Tate Modern, London
One hundred portraits by the tormented Italian painter grace this beautiful but almost totally unsurprising show in which each painting begins to look more and more like the next
A tubercular alcoholic, addicted to women, hash and ether, unrecognised, impoverished and dead at 35 with the last painting still wet on the canvas: Amedeo Modigliani (1884-1920) is a Romantic throwback in 20th-century art. Even his nickname, Modi, is a pun on the peintre maudit, the accursed painter, a phrase coined half a century before he was born. He starts as an outsider, a Jew in Catholic France, an Italian immigrant reciting Dante in Montmartre, and ends as a rachitic wreck still trying to make a franc from his enchanting portraits of Parisians. How could such a tormented life produce such serene work?

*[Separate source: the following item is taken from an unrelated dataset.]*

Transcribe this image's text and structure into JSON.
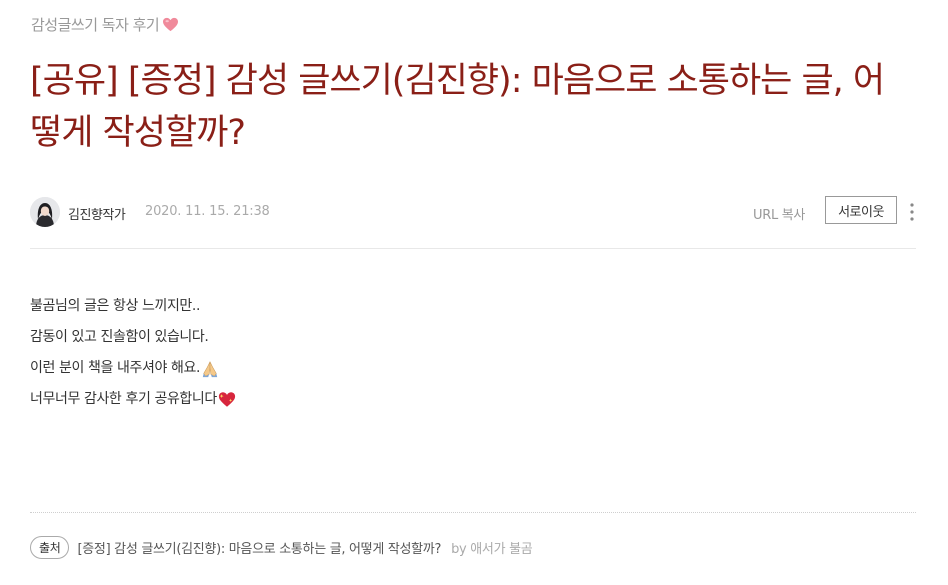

For that is the atmosphere of Tate Modern's exemplary survey of Modigliani's short-lived career. The show is beautiful, endearing, evenly elegant: one hundred portraits, including some of his best, painted over the 14 years that Modigliani lived in Paris. You may think you know him – the long, oval faces and almond eyes, the palette of pink, blue and chestnut, the tubular necks and curvilinear limbs, all that grace and sorrow compounded by the artist's own tragic existence. And it turns out that you do.